PROMPT: Go line by line through the records and tally those that include "ASAA". Respond with the tally only.

INPUT FOR THIS TASK:
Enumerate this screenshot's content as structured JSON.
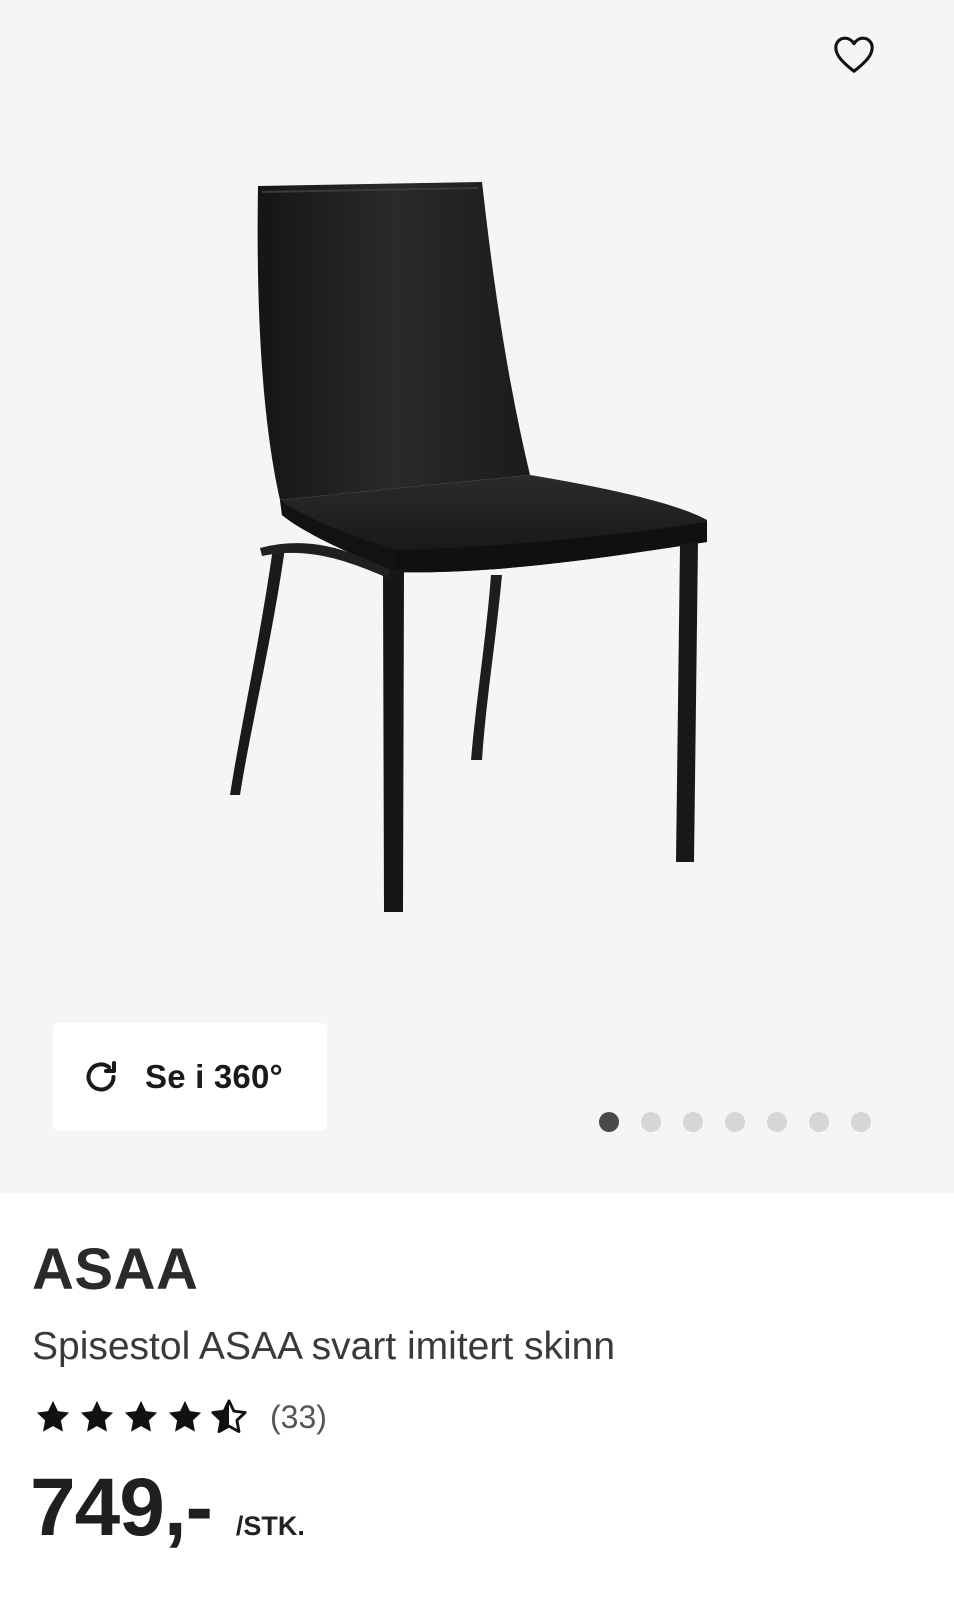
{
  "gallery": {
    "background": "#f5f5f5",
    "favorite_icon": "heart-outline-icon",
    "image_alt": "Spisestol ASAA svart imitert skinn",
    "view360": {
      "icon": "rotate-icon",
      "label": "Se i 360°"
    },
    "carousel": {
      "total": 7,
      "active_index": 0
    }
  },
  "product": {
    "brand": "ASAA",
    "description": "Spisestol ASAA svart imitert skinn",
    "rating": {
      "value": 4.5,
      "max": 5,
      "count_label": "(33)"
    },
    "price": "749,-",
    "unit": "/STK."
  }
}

RESPONSE AREA: 3